The olfactory discrimination tests proved to be the most challenging tasks of the day. The participants were given 12 different small boxes with different natural aromas. Based on their previous experience they had to name these odours. Participants noted that they “knew what the aromas were” but that they just could not name them. Once the correct responses were announced, the participants could retrospectively identify the aromas of lemon, chocolate, rose etc.

The participants also tested their olfactory memory by recognising the hidden aromas in different small boxes, but this test was made easier using small images of three possibilities. This screening test of olfaction is reliable in recognising people with normal olfaction and can distinguish them from people with hyposmia or anosmia. A person with a score of 7 or 8 has a 99.74% probability of having a normal olfaction whereas patients with subjective hyposmia or anosmia score between 0 and 6. 

The workshop at the Cortex Club was followed by demonstrations from Domen Prešern and Janice Wang, the current and previous Captains of the Oxford University Blind Tasting Society, and after the workshop at St John’s College, Professor Jan Obloj, Professor of Mathematics and Official Fellow and Wine Stewart at St John, College, gave various demonstrations on acidity, sweetness, combination of taste and smell experiences relevant to wine tasting. Janice Wang explained that even the shape of the glass, music, or illumination can influence our perception of the taste of the wine. The workshops were a tremendous success; it drew attention to the everyday importance of our sense of smell and taste, abilities that we use every day, but very much take it for granted.

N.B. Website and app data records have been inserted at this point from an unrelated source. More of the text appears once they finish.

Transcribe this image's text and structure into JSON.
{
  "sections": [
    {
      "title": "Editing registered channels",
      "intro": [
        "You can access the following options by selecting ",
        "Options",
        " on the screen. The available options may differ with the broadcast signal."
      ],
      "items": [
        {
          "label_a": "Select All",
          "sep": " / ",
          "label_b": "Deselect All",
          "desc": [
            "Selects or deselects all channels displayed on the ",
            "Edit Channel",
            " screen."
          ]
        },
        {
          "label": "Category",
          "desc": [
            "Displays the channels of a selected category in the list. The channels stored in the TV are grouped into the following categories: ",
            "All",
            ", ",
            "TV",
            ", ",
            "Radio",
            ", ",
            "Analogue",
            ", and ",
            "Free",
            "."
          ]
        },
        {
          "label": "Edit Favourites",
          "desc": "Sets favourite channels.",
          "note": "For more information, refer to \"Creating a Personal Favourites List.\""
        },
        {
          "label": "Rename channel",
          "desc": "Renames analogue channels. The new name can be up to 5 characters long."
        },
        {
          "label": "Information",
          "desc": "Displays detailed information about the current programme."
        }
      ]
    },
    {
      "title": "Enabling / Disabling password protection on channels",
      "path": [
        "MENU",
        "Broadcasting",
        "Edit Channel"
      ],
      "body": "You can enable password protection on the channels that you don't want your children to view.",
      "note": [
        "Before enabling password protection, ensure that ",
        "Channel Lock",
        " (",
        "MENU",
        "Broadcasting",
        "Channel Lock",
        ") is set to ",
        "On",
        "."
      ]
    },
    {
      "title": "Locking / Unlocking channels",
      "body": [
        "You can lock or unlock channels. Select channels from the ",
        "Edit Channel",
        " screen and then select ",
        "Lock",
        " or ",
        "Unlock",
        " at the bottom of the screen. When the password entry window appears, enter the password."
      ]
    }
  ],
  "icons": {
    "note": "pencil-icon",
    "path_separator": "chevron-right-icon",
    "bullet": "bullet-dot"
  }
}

The Department are very grateful to Professor Laura López-Mascaraque for her workshops, to Dr Lukas Krone President of Cortex Club and the St John’s College Research Centre for sponsoring these events, and to Professor Zoltán Molnár of DPAG, who proposed and coordinated these events.